Researchers at New Mexico State University in Las Cruces published their research in the scientific journal, “Physics of Fluids” finding that cloth face masks are not enough to stop the spread of COVID-19. It should be noted, however, that according to the Centers for Disease Control (CDC), COVID-positive patients who get coronavirus have a greater than 99.5% survival rate up to the age of 70, and that number dips to 94.6% for patients over the age of 70.
The researchers studied five types of face coverings, which included N-95 masks, surgical masks, cloth masks, and cloth masks wetted with water. According to the study, “Droplet flow visualization experiments of a simulated face-to-face interaction with a mask in place were conducted using the particle image velocimetry setup.”
The study is the first of its kind to “quantitatively verify” if wearing a mask while having closer than six-feet interactions with others is safe.
According to one source, “Studies have shown that the average infection threshold for COVID-19 is 1,000 virus particles, inhaled either all at once or on separate occasions,” while a single sneeze has the ability to carry up to two million virus particles.
Therefore, “the cloth mask let through more than 1,000 sneeze droplets, each of which could have millions of virus particles.”
Findings from the study concluded that while all masks blocked approximately 95% of droplets originating from coughs and sneezes, a risk still remained of the virus being passed on. However, “[if] the relevant social distancing guidelines are compromised,” then “foreign airborne sneeze and cough droplets could pass through all the masks tested.”
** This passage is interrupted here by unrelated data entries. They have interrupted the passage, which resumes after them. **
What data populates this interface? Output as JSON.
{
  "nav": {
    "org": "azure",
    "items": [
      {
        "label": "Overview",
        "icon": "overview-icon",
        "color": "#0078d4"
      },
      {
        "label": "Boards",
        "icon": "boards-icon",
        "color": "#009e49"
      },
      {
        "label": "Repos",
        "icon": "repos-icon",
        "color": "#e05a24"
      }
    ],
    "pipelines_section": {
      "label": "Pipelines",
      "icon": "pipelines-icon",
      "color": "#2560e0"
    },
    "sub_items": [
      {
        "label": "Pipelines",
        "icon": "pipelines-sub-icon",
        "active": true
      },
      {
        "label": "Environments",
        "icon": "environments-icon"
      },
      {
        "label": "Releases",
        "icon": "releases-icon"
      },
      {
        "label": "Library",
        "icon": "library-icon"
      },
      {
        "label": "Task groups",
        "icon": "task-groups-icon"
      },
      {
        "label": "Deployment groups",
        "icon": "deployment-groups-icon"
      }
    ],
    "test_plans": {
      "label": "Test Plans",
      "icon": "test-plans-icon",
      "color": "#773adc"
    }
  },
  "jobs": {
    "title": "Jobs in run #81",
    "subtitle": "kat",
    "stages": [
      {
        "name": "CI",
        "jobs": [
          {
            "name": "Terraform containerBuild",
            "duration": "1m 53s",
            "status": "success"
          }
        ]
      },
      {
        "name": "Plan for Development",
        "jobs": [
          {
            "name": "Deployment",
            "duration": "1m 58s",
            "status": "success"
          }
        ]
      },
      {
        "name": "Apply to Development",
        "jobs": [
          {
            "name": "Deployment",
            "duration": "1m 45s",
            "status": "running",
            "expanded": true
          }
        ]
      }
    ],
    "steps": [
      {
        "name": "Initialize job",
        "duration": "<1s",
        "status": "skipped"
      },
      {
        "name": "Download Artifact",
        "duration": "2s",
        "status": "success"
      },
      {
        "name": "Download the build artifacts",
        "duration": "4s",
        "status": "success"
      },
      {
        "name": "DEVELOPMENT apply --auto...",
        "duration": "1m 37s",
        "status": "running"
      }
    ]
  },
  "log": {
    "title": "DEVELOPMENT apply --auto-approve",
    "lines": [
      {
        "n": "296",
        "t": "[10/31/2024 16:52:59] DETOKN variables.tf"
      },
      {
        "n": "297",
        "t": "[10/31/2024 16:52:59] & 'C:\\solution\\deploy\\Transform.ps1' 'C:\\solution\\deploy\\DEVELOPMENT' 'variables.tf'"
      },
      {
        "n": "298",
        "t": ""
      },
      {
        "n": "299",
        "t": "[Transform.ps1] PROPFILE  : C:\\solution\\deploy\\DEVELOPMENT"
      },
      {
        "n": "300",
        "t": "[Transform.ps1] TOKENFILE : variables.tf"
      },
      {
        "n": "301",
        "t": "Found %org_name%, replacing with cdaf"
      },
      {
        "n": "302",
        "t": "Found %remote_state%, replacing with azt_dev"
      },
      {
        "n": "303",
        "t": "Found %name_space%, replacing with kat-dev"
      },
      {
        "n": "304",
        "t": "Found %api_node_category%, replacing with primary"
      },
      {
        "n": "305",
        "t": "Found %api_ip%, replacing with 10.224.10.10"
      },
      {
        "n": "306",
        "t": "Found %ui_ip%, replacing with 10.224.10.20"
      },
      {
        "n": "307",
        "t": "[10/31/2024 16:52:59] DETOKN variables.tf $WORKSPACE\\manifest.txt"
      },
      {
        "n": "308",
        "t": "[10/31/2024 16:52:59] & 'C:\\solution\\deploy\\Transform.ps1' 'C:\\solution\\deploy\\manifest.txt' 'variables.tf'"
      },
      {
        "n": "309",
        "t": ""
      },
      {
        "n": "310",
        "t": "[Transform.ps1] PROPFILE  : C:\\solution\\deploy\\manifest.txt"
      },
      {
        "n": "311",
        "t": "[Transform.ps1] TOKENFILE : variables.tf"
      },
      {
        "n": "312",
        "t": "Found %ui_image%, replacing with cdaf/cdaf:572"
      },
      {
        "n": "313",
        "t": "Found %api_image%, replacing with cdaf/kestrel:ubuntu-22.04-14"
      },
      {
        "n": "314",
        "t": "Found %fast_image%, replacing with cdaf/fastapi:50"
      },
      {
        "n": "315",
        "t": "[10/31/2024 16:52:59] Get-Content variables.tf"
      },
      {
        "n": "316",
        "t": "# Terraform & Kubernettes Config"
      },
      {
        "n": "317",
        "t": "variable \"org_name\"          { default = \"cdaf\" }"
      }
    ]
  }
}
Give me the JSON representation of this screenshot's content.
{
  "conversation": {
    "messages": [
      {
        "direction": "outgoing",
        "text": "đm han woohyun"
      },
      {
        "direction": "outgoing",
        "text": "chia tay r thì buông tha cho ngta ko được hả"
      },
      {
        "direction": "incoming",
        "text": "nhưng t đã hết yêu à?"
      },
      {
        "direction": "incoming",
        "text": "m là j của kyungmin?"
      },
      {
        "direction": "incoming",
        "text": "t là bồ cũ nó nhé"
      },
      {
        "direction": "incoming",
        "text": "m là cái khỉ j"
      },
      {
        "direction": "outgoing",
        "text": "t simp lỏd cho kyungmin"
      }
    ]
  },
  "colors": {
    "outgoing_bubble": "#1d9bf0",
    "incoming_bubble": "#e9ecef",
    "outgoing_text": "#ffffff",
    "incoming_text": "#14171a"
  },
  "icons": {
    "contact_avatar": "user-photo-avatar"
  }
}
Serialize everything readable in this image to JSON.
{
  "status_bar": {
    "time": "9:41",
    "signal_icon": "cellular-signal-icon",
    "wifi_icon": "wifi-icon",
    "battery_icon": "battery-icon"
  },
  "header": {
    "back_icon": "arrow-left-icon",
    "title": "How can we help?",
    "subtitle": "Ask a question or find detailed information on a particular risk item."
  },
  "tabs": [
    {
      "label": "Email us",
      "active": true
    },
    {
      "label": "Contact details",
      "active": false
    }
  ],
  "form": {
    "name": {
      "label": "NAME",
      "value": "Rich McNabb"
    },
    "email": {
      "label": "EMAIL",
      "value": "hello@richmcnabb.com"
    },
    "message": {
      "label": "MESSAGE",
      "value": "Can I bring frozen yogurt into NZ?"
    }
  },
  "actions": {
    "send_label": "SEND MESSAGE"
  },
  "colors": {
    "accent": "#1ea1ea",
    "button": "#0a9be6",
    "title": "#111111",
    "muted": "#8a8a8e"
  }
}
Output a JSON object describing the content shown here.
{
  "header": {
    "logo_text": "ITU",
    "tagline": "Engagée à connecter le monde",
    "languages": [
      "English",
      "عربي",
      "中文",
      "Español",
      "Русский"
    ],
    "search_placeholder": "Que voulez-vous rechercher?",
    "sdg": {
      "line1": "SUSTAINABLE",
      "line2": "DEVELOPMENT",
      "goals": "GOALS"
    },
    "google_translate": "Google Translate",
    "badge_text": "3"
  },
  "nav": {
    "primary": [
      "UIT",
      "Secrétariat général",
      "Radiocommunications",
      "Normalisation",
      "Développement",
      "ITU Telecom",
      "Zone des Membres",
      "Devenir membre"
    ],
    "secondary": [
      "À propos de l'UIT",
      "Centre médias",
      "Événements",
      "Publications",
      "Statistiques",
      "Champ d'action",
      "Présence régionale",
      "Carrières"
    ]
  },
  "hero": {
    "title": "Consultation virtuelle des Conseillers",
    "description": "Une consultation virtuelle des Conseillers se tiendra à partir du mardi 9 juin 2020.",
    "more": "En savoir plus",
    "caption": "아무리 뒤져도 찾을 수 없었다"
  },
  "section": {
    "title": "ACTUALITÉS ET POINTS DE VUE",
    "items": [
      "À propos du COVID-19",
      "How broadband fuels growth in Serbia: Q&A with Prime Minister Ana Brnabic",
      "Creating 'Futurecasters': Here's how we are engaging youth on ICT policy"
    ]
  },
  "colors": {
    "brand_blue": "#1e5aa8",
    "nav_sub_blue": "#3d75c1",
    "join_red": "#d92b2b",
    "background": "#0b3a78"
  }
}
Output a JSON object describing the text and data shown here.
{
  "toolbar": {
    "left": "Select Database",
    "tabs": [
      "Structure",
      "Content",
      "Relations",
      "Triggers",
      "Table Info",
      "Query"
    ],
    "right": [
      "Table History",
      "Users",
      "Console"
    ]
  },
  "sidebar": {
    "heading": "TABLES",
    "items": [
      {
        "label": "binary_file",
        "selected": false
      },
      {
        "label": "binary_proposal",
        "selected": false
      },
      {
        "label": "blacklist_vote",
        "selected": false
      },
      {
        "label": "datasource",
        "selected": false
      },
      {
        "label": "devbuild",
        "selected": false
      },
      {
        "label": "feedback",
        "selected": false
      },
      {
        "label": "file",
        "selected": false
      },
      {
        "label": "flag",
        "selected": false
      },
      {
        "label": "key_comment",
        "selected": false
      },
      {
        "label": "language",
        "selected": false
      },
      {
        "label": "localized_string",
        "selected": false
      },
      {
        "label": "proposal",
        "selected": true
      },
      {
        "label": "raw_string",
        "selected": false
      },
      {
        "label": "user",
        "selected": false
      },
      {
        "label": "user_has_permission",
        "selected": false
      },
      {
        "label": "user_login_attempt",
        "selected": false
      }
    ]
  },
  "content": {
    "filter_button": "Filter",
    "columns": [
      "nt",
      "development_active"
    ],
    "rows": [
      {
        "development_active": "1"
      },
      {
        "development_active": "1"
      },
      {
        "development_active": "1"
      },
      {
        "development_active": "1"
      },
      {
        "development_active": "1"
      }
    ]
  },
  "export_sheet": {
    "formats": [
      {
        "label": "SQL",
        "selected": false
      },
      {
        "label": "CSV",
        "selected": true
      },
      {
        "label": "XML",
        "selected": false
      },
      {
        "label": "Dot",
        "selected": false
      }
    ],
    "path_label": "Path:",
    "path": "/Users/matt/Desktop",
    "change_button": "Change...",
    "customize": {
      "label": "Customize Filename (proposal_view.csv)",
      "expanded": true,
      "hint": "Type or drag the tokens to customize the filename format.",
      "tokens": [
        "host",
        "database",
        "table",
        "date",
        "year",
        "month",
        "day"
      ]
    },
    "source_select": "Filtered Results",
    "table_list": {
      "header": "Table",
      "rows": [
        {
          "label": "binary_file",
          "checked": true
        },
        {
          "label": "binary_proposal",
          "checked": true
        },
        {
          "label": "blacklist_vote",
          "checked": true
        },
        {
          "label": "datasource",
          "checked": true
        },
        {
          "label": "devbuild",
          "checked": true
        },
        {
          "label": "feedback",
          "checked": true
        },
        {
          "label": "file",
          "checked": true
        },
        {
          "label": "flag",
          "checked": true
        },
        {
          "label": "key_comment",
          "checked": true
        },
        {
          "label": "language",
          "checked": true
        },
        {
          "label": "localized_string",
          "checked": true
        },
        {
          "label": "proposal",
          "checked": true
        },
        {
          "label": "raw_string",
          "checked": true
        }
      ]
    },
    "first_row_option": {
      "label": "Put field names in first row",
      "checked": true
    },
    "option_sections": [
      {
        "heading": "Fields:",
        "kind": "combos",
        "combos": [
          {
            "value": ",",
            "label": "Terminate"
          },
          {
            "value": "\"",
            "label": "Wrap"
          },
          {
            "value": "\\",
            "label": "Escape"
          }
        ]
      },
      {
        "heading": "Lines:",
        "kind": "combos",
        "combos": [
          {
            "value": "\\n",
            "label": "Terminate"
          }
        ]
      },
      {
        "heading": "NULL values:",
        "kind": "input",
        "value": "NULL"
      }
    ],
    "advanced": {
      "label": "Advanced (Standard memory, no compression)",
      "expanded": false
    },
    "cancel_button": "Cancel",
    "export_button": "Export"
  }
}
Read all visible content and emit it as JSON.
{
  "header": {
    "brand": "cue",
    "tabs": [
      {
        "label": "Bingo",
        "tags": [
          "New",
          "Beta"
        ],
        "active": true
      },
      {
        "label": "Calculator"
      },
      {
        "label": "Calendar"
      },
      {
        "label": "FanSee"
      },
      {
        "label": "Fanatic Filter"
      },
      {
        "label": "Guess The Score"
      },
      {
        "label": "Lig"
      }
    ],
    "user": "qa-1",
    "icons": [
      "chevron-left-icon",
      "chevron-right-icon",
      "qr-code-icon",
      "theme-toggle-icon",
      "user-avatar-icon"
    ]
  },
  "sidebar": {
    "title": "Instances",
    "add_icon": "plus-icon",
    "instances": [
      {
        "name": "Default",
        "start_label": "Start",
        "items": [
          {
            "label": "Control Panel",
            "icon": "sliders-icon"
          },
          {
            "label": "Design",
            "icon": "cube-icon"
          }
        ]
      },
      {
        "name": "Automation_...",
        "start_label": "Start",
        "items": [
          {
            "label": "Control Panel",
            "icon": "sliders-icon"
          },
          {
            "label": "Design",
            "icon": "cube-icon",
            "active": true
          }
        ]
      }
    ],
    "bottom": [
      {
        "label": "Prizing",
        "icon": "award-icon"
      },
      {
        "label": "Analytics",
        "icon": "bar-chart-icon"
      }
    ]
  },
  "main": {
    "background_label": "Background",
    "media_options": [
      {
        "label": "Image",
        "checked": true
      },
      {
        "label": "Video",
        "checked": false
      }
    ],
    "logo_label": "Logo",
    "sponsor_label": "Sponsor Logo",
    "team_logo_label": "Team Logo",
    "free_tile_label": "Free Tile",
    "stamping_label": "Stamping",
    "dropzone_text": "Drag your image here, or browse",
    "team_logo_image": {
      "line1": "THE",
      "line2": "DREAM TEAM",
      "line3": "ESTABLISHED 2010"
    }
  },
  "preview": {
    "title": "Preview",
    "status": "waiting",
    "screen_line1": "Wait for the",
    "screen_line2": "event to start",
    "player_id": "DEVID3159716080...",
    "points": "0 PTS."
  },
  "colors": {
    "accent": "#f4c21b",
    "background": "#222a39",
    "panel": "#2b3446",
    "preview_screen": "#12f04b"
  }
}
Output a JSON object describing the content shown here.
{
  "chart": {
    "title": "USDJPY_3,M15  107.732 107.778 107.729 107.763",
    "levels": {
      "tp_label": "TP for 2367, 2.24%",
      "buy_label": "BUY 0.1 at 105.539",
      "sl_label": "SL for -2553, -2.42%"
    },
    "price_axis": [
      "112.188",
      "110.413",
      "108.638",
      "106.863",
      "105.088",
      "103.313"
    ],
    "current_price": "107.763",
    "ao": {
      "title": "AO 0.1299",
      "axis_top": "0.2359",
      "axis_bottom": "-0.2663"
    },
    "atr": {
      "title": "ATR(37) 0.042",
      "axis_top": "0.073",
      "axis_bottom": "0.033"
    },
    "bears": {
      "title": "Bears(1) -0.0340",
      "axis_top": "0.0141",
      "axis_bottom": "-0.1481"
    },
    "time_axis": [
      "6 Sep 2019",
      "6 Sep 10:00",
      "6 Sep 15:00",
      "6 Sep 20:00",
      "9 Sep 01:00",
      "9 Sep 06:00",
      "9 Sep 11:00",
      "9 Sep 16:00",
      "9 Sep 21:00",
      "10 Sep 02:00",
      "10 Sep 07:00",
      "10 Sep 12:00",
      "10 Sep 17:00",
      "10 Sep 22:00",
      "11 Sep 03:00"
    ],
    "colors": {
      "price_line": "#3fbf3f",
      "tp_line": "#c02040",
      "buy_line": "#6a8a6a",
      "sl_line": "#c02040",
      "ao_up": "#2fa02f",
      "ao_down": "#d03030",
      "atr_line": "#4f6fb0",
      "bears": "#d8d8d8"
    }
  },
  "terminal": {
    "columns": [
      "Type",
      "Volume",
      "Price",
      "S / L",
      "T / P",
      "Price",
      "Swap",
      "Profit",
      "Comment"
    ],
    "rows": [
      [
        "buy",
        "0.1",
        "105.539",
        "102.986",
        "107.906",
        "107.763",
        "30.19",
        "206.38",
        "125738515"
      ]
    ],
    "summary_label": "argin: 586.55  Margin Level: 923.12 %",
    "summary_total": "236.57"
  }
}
“When the leakage percentages of these airborne droplets were expressed in terms of the number of virus particles, it was found that masks would not offer complete protection to a susceptible person from a viral infection in close (e.g., <6 ft) face-to-face or frontal human interactions,” says the study.
The researchers give multiple suggestions for avoiding the spread of the mostly non-deadly virus, including “wearing multiple layers of masks could offer increased protection,” using wet or N-95 masks, “or turning the face away from the sneeze or cough.”